The authoritative news source for communications regulation
AGs Acknowledge Difficulties

US Chamber: FTC Shouldn’t Use States to Circumvent Supreme Court

The FTC shouldn’t pursue enforcement with state attorneys general as a way to circumvent the U.S. Supreme Court’s elimination of the agency’s redress authority, the U.S. Chamber of Commerce wrote the FTC in comments posted Tuesday.

Start A Trial

The agency closed comments Monday on its inquiry into collaborative efforts with state enforcers (see 2306070035). A unanimous Supreme Court ruled in 2021 the FTC doesn’t have the authority to seek equitable monetary relief in federal court using Section 13(b) of the FTC Act (see 2104220068). The FTC and members of Congress from both parties have sought a legislative fix to fill the gap. A bipartisan group of 30 state attorneys general lamented the loss of that authority, in comments posted Tuesday. Consumer groups urged the agency to use state collaboration to fill the void.

State consumer protection laws are limited to conduct that occurs within a state, and “attempts to extraterritorially enforce state consumer protection laws have regularly been blocked by courts,” the Chamber said. “Joint enforcement should not be used as a creative means of circumventing statutory limitations on either the state or federal government’s role as a plaintiff.”

Collaboration between the FTC and states is less effective when one side can’t obtain restitution, the state AGs commented. The group was led by AGs in Connecticut, Illinois, New Hampshire and Tennessee and included enforcers from Arizona, California, Colorado, D.C., Florida, New York, North Carolina, Oklahoma, Ohio, South Dakota and Wisconsin. They noted the FTC previously had a dedicated office for locating consumers and getting them their money, but many states don’t have the resources to do that. “The potential loss of the FTC as a resource to do the work of delivering restitution to harmed consumers is a potentially significant loss to the states and to the collaboration between the states and the FTC,” the AGs said.

Enhanced collaboration between the states and the FTC can further strengthen the states’ ability to secure remedies for wronged consumers,” Michigan AG Dana Nessel said. The Democrat noted Michigan’s collaboration with other states on issues like illegal robocalls and data breaches.

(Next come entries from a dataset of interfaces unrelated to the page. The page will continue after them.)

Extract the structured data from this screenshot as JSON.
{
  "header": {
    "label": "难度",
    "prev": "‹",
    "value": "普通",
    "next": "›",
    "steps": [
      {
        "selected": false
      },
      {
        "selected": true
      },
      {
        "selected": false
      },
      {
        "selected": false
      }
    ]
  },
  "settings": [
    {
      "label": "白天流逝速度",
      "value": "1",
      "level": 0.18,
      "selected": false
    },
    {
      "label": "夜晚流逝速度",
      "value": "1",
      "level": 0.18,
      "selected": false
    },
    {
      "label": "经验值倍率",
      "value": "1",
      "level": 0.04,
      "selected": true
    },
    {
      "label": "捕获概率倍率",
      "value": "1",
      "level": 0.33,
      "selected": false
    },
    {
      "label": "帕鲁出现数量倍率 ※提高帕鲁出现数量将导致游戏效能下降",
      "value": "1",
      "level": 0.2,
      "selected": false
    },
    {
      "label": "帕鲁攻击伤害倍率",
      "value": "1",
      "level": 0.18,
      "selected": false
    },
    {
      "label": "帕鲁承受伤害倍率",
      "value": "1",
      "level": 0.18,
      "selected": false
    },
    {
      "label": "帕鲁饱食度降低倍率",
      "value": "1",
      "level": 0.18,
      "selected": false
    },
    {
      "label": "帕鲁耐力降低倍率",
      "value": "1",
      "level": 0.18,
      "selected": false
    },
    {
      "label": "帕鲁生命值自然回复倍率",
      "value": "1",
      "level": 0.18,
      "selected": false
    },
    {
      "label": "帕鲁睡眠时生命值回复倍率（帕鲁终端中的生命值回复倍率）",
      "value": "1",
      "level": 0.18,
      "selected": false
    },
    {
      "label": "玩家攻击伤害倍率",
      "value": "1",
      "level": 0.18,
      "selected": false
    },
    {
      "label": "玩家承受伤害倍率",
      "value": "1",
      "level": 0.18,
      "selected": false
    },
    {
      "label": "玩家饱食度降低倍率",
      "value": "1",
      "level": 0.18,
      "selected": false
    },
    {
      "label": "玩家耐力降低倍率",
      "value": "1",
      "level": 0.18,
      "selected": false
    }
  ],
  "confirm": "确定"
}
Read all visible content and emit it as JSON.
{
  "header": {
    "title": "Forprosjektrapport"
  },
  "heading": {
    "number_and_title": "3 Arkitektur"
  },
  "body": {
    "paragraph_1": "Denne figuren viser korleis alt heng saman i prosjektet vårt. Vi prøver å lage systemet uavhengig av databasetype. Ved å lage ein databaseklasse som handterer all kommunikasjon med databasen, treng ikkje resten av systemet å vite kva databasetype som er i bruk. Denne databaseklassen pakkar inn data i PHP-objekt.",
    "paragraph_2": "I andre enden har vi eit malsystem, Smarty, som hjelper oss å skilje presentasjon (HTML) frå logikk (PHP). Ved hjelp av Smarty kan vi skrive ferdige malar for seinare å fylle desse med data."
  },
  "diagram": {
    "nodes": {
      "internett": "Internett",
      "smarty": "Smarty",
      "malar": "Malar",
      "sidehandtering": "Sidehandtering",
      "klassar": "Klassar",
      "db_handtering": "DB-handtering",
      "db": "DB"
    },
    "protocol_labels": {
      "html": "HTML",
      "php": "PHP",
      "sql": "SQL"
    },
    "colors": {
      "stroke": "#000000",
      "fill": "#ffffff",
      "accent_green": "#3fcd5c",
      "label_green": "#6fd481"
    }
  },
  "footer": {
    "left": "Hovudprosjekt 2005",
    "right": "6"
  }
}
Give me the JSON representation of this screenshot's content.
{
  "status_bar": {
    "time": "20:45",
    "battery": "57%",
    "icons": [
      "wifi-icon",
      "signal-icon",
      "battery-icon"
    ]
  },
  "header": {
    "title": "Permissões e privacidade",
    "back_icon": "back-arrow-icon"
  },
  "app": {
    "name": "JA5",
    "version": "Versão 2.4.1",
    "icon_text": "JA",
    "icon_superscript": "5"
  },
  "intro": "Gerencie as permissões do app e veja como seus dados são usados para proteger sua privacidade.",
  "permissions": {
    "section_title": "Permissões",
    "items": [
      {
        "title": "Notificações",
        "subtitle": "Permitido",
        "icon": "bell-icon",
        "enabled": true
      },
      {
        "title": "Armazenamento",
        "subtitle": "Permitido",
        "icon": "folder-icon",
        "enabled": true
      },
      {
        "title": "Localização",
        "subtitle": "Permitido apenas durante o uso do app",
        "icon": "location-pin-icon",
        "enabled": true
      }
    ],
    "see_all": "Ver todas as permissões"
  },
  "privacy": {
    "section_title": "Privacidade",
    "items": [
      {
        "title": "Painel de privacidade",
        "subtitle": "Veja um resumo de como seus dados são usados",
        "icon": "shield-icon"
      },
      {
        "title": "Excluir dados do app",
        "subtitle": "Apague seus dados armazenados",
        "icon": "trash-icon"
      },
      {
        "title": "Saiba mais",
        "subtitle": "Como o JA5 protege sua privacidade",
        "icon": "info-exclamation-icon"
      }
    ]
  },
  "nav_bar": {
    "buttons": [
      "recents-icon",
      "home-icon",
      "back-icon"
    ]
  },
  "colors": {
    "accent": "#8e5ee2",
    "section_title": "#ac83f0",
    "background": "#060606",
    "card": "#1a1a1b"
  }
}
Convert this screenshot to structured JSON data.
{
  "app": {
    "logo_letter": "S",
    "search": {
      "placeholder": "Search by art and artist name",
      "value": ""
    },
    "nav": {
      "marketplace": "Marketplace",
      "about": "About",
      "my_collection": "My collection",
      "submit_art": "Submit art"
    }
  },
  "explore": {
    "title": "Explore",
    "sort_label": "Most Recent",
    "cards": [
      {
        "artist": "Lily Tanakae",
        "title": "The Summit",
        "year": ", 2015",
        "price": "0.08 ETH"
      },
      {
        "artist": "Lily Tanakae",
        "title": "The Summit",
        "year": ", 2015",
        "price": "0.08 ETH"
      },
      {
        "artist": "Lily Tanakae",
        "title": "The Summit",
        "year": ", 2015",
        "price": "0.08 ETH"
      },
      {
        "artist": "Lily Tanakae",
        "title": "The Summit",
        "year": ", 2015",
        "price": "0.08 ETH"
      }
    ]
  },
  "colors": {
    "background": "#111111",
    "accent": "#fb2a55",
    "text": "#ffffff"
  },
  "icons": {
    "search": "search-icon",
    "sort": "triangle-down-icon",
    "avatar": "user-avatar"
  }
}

Two former AG staffers said in separate comments the Supreme Court decision in AMG Capital Management v. FTC “might actually be the impetus to AGs and the FTC bringing more joint actions together than ever before.” Beth Chun, a former consumer protection attorney for Texas, and Abigail Stempson, a former attorney with the National Association of Attorneys General, noted Congress recognized the importance of federal-state enforcement collaboration and granted AGs the “power to enforce many federal consumer protection laws.”

The AMG decision removed a “major” FTC enforcement tool, but the FTC can “help close that gap” by partnering with AGs, said consumer advocates. The National Consumer Law Center co-signed comments with Consumer Reports and the Consumer Federation of America. They said joint enforcement is now a “critical tool to fill in the tremendous gap created by the Supreme Court.” State laws sometimes go further than the FTC Act into consumer protection, but state enforcers can’t always do the work that’s been traditionally accomplished by the FTC, said Truth in Advertising. The consequences of AMG are real, said TINA: “The glaring reality is that until the Commission can obtain equitable monetary relief under 13(b), wrongdoers will be free to steal, lie and cheat their way to riches.”